Assignment – Line by line, the data below should be set down unchanged, with images excluded.

** Task material follows **

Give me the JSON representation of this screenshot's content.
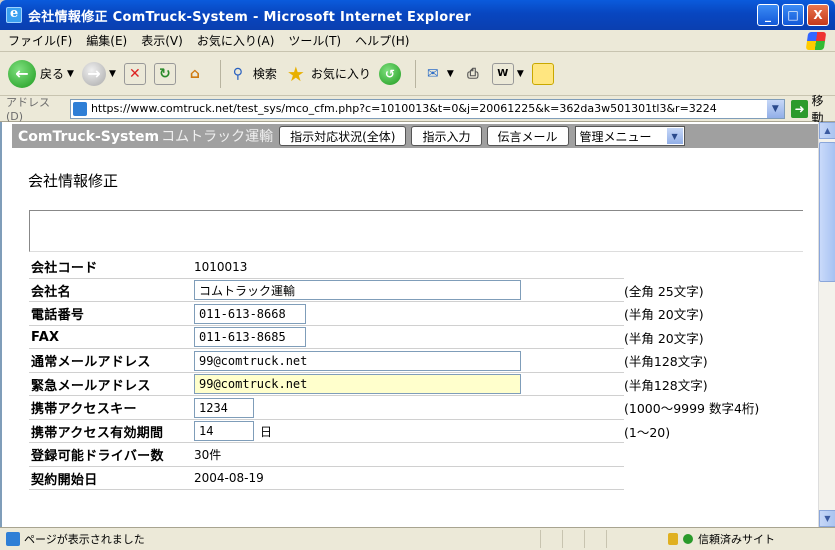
{
  "window": {
    "title": "会社情報修正 ComTruck-System - Microsoft Internet Explorer",
    "buttons": [
      "_",
      "□",
      "X"
    ]
  },
  "menu": [
    "ファイル(F)",
    "編集(E)",
    "表示(V)",
    "お気に入り(A)",
    "ツール(T)",
    "ヘルプ(H)"
  ],
  "toolbar": {
    "back_label": "戻る",
    "search_label": "検索",
    "favorites_label": "お気に入り"
  },
  "address": {
    "label": "アドレス(D)",
    "url": "https://www.comtruck.net/test_sys/mco_cfm.php?c=1010013&t=0&j=20061225&k=362da3w501301tl3&r=3224",
    "go_label": "移動"
  },
  "site": {
    "brand": "ComTruck-System",
    "brand_jp": "コムトラック運輸",
    "nav": [
      "指示対応状況(全体)",
      "指示入力",
      "伝言メール"
    ],
    "admin_menu": "管理メニュー"
  },
  "page": {
    "title": "会社情報修正"
  },
  "form": {
    "company_code": {
      "label": "会社コード",
      "value": "1010013"
    },
    "company_name": {
      "label": "会社名",
      "value": "コムトラック運輸",
      "note": "(全角 25文字)"
    },
    "phone": {
      "label": "電話番号",
      "value": "011-613-8668",
      "note": "(半角 20文字)"
    },
    "fax": {
      "label": "FAX",
      "value": "011-613-8685",
      "note": "(半角 20文字)"
    },
    "mail": {
      "label": "通常メールアドレス",
      "value": "99@comtruck.net",
      "note": "(半角128文字)"
    },
    "emergency_mail": {
      "label": "緊急メールアドレス",
      "value": "99@comtruck.net",
      "note": "(半角128文字)"
    },
    "mobile_key": {
      "label": "携帯アクセスキー",
      "value": "1234",
      "note": "(1000～9999 数字4桁)"
    },
    "mobile_period": {
      "label": "携帯アクセス有効期間",
      "value": "14",
      "unit": "日",
      "note": "(1～20)"
    },
    "drivers": {
      "label": "登録可能ドライバー数",
      "value": "30件"
    },
    "contract_start": {
      "label": "契約開始日",
      "value": "2004-08-19"
    }
  },
  "status": {
    "text": "ページが表示されました",
    "zone": "信頼済みサイト"
  }
}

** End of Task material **

Solution to the exercise –
Give me the JSON representation of this screenshot's content.
{
  "window": {
    "title": "会社情報修正 ComTruck-System - Microsoft Internet Explorer",
    "buttons": [
      "_",
      "□",
      "X"
    ]
  },
  "menu": [
    "ファイル(F)",
    "編集(E)",
    "表示(V)",
    "お気に入り(A)",
    "ツール(T)",
    "ヘルプ(H)"
  ],
  "toolbar": {
    "back_label": "戻る",
    "search_label": "検索",
    "favorites_label": "お気に入り"
  },
  "address": {
    "label": "アドレス(D)",
    "url": "https://www.comtruck.net/test_sys/mco_cfm.php?c=1010013&t=0&j=20061225&k=362da3w501301tl3&r=3224",
    "go_label": "移動"
  },
  "site": {
    "brand": "ComTruck-System",
    "brand_jp": "コムトラック運輸",
    "nav": [
      "指示対応状況(全体)",
      "指示入力",
      "伝言メール"
    ],
    "admin_menu": "管理メニュー"
  },
  "page": {
    "title": "会社情報修正"
  },
  "form": {
    "company_code": {
      "label": "会社コード",
      "value": "1010013"
    },
    "company_name": {
      "label": "会社名",
      "value": "コムトラック運輸",
      "note": "(全角 25文字)"
    },
    "phone": {
      "label": "電話番号",
      "value": "011-613-8668",
      "note": "(半角 20文字)"
    },
    "fax": {
      "label": "FAX",
      "value": "011-613-8685",
      "note": "(半角 20文字)"
    },
    "mail": {
      "label": "通常メールアドレス",
      "value": "99@comtruck.net",
      "note": "(半角128文字)"
    },
    "emergency_mail": {
      "label": "緊急メールアドレス",
      "value": "99@comtruck.net",
      "note": "(半角128文字)"
    },
    "mobile_key": {
      "label": "携帯アクセスキー",
      "value": "1234",
      "note": "(1000～9999 数字4桁)"
    },
    "mobile_period": {
      "label": "携帯アクセス有効期間",
      "value": "14",
      "unit": "日",
      "note": "(1～20)"
    },
    "drivers": {
      "label": "登録可能ドライバー数",
      "value": "30件"
    },
    "contract_start": {
      "label": "契約開始日",
      "value": "2004-08-19"
    }
  },
  "status": {
    "text": "ページが表示されました",
    "zone": "信頼済みサイト"
  }
}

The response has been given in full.